**Data provided:**
────────

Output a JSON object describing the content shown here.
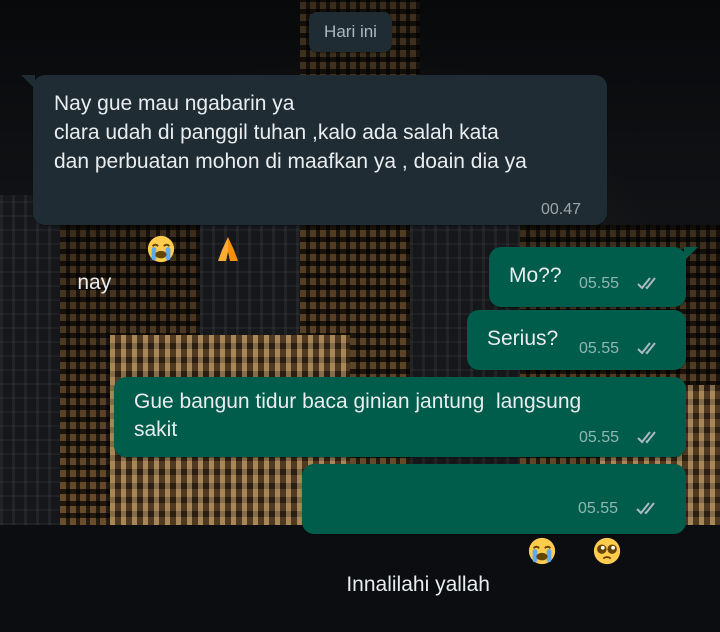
{
  "chat": {
    "date_separator": "Hari ini",
    "messages": [
      {
        "direction": "incoming",
        "lines": [
          "Nay gue mau ngabarin ya",
          "clara udah di panggil tuhan ,kalo ada salah kata",
          "dan perbuatan mohon di maafkan ya , doain dia ya",
          "nay"
        ],
        "emojis": [
          "loudly-crying-face",
          "folded-hands"
        ],
        "time": "00.47"
      },
      {
        "direction": "outgoing",
        "text": "Mo??",
        "time": "05.55",
        "status": "read"
      },
      {
        "direction": "outgoing",
        "text": "Serius?",
        "time": "05.55",
        "status": "read"
      },
      {
        "direction": "outgoing",
        "lines": [
          "Gue bangun tidur baca ginian jantung  langsung",
          "sakit"
        ],
        "time": "05.55",
        "status": "read"
      },
      {
        "direction": "outgoing",
        "text": "Innalilahi yallah",
        "emojis": [
          "loudly-crying-face",
          "pleading-face"
        ],
        "time": "05.55",
        "status": "read"
      }
    ]
  },
  "colors": {
    "incoming_bubble": "#1f2c34",
    "outgoing_bubble": "#005c4b",
    "text": "#e9edef",
    "meta_text": "#aebac1",
    "read_ticks": "#aebac1"
  }
}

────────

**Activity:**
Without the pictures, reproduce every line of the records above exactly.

**Solution for this problem:**
Output a JSON object describing the content shown here.
{
  "chat": {
    "date_separator": "Hari ini",
    "messages": [
      {
        "direction": "incoming",
        "lines": [
          "Nay gue mau ngabarin ya",
          "clara udah di panggil tuhan ,kalo ada salah kata",
          "dan perbuatan mohon di maafkan ya , doain dia ya",
          "nay"
        ],
        "emojis": [
          "loudly-crying-face",
          "folded-hands"
        ],
        "time": "00.47"
      },
      {
        "direction": "outgoing",
        "text": "Mo??",
        "time": "05.55",
        "status": "read"
      },
      {
        "direction": "outgoing",
        "text": "Serius?",
        "time": "05.55",
        "status": "read"
      },
      {
        "direction": "outgoing",
        "lines": [
          "Gue bangun tidur baca ginian jantung  langsung",
          "sakit"
        ],
        "time": "05.55",
        "status": "read"
      },
      {
        "direction": "outgoing",
        "text": "Innalilahi yallah",
        "emojis": [
          "loudly-crying-face",
          "pleading-face"
        ],
        "time": "05.55",
        "status": "read"
      }
    ]
  },
  "colors": {
    "incoming_bubble": "#1f2c34",
    "outgoing_bubble": "#005c4b",
    "text": "#e9edef",
    "meta_text": "#aebac1",
    "read_ticks": "#aebac1"
  }
}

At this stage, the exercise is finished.